Extracted information section start

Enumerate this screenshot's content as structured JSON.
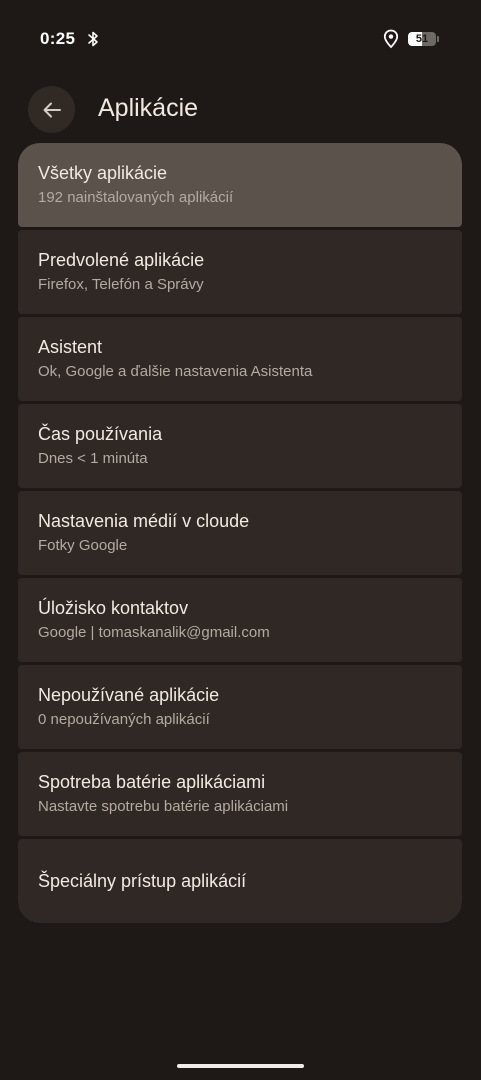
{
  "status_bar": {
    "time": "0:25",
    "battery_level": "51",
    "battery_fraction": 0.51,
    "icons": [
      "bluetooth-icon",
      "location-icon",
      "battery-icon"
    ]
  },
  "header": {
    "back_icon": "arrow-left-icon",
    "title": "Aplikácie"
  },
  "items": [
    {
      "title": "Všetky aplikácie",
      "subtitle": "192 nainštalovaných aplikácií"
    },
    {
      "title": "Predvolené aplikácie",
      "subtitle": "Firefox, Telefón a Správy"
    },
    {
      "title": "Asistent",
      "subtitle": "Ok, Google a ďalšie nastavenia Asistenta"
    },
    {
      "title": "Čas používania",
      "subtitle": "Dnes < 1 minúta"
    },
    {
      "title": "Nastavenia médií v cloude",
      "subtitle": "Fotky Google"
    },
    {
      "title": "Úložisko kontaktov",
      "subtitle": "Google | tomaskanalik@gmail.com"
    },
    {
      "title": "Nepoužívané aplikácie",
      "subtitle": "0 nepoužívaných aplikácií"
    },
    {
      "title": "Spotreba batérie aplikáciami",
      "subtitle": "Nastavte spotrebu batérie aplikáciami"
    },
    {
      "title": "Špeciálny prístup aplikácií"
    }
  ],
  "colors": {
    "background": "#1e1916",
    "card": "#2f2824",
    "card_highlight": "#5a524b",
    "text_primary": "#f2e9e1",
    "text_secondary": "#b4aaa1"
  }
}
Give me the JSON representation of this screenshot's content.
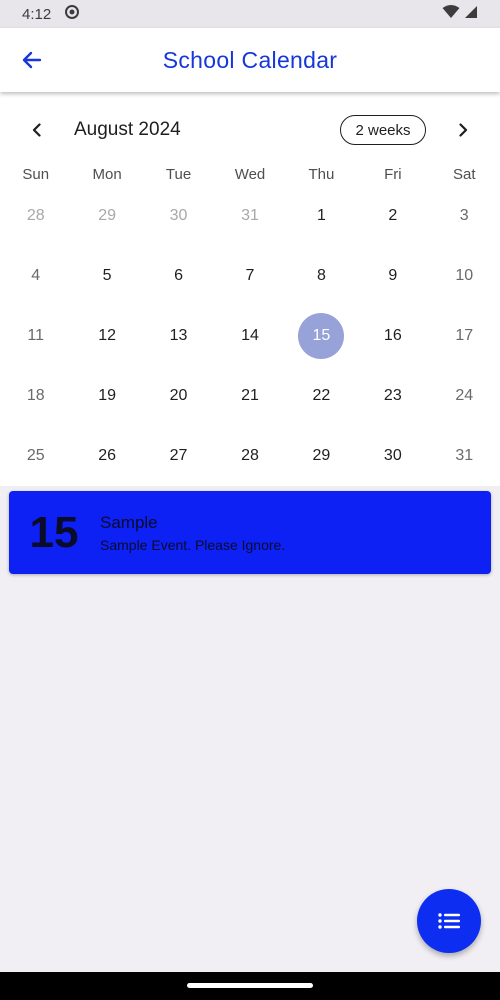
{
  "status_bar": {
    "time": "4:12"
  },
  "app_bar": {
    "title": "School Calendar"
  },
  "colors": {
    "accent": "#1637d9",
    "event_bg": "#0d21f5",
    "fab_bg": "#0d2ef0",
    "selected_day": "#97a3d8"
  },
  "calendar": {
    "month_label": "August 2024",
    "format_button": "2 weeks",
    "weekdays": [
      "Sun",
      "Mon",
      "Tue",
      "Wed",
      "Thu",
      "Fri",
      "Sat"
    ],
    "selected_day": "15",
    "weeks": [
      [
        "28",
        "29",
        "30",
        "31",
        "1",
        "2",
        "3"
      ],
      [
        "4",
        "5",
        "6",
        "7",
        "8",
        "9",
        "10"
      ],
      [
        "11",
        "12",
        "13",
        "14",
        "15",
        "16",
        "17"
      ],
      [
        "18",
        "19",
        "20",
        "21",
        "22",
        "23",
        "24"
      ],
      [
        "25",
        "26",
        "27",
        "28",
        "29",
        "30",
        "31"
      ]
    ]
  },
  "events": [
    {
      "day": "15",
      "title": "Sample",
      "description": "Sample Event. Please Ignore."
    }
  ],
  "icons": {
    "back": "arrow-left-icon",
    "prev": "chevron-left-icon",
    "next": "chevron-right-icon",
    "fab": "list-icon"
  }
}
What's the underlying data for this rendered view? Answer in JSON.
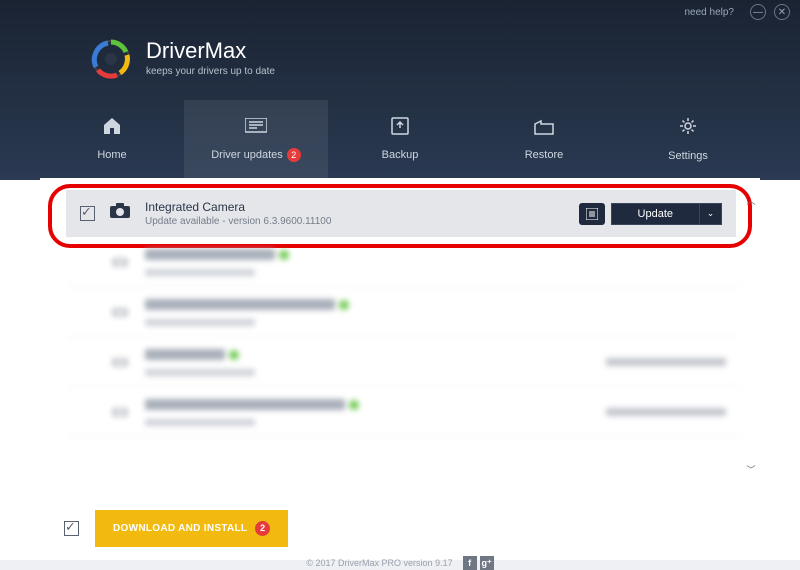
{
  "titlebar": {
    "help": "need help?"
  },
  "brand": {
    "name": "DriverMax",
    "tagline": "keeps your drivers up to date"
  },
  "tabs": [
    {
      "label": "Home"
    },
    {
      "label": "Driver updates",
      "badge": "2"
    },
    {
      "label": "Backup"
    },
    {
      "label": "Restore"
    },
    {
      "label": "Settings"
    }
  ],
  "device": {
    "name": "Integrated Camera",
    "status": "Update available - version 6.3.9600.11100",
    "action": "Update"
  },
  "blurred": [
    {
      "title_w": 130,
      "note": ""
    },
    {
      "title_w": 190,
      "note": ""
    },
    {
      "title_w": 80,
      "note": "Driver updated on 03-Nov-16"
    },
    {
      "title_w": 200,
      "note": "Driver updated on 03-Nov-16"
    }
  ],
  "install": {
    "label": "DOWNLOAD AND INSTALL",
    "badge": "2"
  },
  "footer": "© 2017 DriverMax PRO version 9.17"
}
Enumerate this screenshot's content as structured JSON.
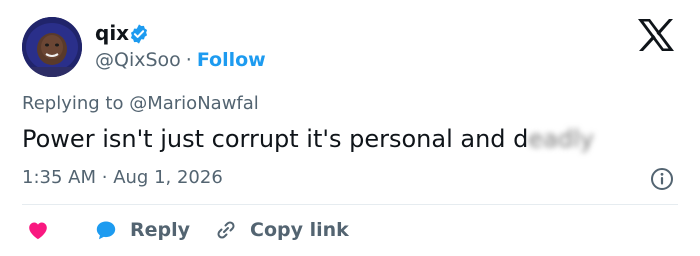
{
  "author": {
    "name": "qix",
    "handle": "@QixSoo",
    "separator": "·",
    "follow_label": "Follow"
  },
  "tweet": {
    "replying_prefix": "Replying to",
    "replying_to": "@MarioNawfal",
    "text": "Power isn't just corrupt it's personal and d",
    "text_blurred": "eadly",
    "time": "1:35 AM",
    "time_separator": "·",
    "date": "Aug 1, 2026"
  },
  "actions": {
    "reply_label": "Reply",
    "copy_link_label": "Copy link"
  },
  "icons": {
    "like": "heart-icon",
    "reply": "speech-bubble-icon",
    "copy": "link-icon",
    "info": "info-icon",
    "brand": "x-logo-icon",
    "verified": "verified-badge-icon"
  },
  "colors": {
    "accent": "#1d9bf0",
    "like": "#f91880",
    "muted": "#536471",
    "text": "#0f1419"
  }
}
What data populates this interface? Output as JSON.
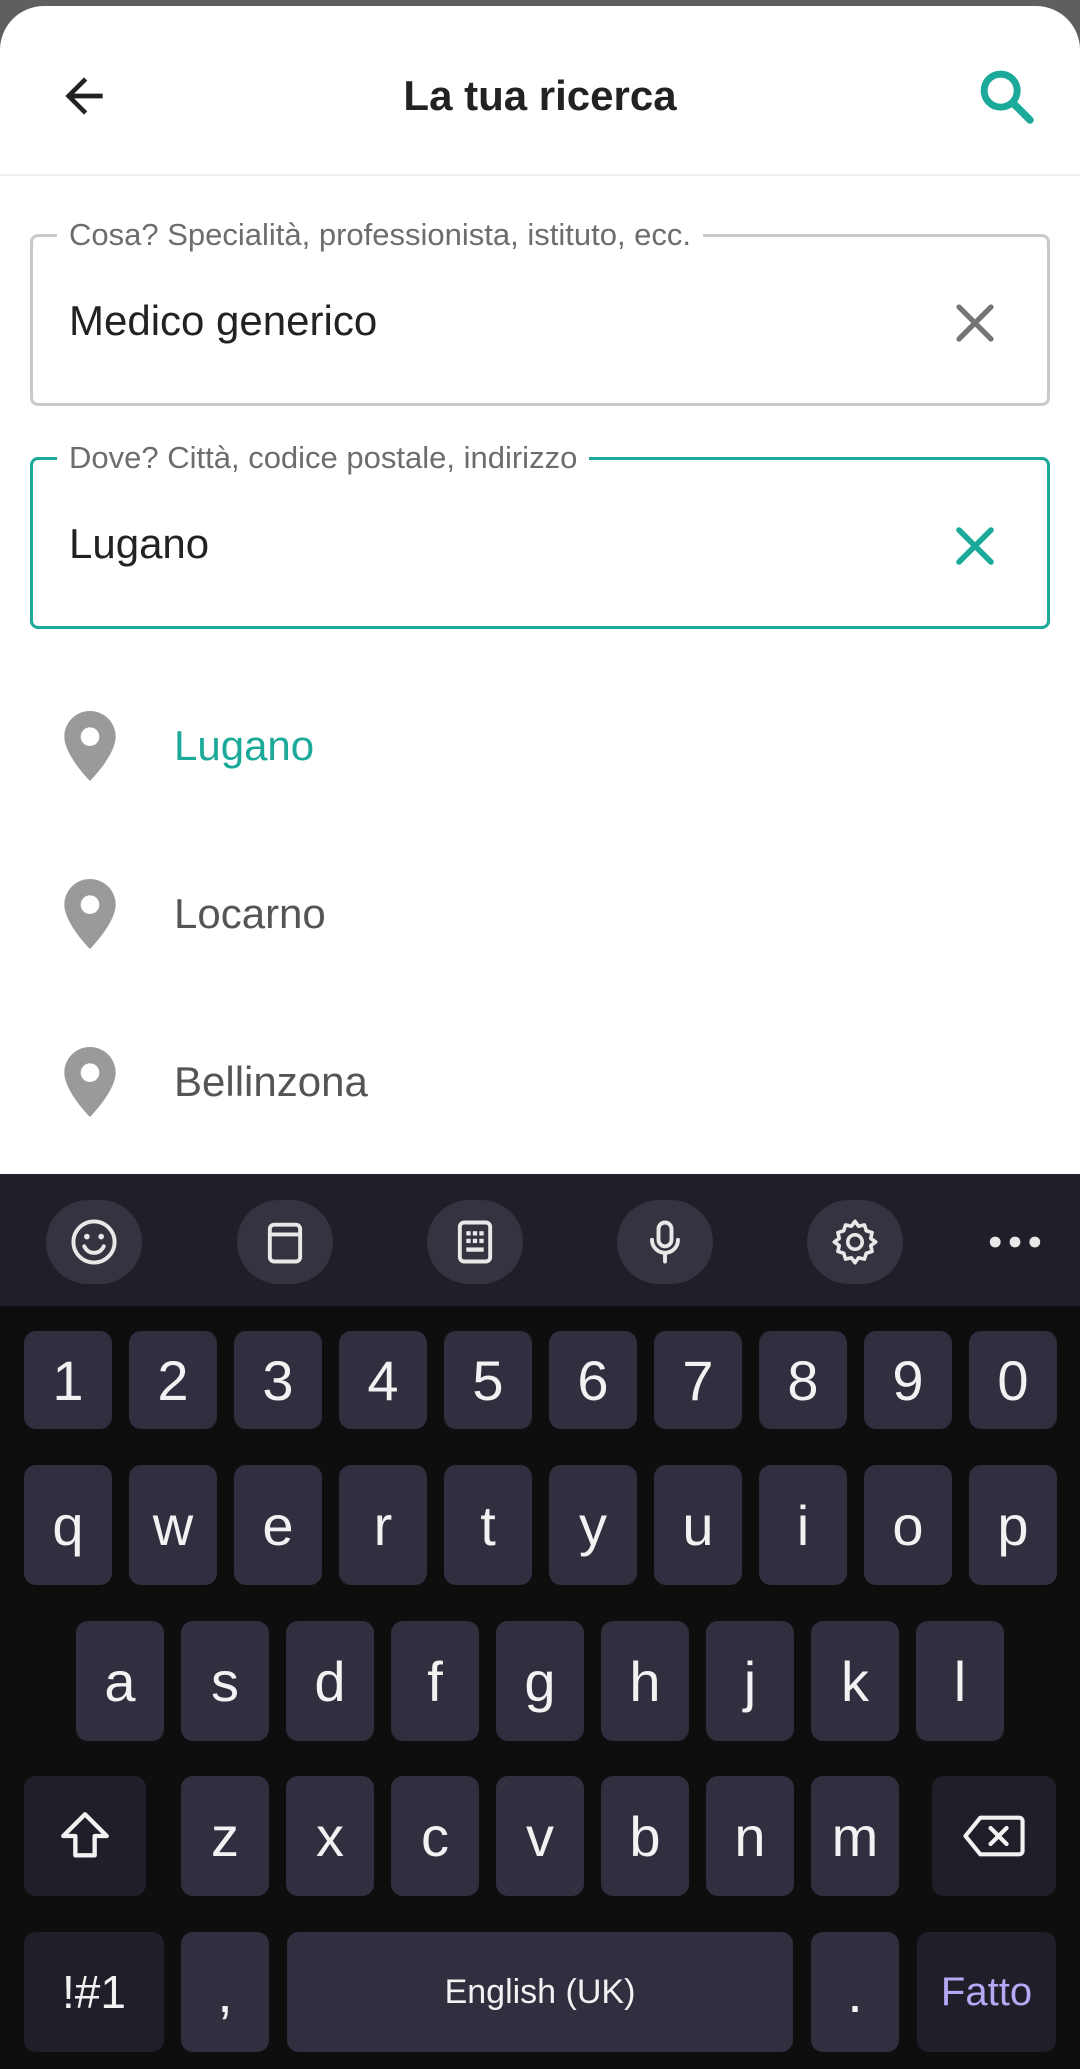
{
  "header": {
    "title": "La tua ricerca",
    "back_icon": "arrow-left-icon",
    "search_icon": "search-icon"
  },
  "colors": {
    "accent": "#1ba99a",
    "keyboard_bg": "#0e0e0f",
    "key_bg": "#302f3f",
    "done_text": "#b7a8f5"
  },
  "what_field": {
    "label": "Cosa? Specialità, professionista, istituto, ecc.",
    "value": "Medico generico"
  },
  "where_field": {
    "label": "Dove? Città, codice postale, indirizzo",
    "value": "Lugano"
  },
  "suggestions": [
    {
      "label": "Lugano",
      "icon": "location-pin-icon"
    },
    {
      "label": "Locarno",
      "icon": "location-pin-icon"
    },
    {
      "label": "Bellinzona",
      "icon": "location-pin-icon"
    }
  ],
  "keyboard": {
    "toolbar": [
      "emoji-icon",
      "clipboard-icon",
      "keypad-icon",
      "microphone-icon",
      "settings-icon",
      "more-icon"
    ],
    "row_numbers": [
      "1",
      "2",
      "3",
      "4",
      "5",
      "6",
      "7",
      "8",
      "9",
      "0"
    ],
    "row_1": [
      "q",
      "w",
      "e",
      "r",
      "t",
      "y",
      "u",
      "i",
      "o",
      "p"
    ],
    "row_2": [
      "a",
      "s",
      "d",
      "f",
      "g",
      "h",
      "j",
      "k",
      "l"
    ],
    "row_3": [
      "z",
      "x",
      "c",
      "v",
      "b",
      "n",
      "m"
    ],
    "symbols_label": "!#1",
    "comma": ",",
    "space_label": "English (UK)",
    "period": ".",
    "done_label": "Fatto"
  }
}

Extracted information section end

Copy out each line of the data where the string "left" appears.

    "back_icon": "arrow-left-icon",
    "back": "arrow-left-icon",
    "prev": "chevron-left-icon",
    "back_icon": "arrow-left-icon",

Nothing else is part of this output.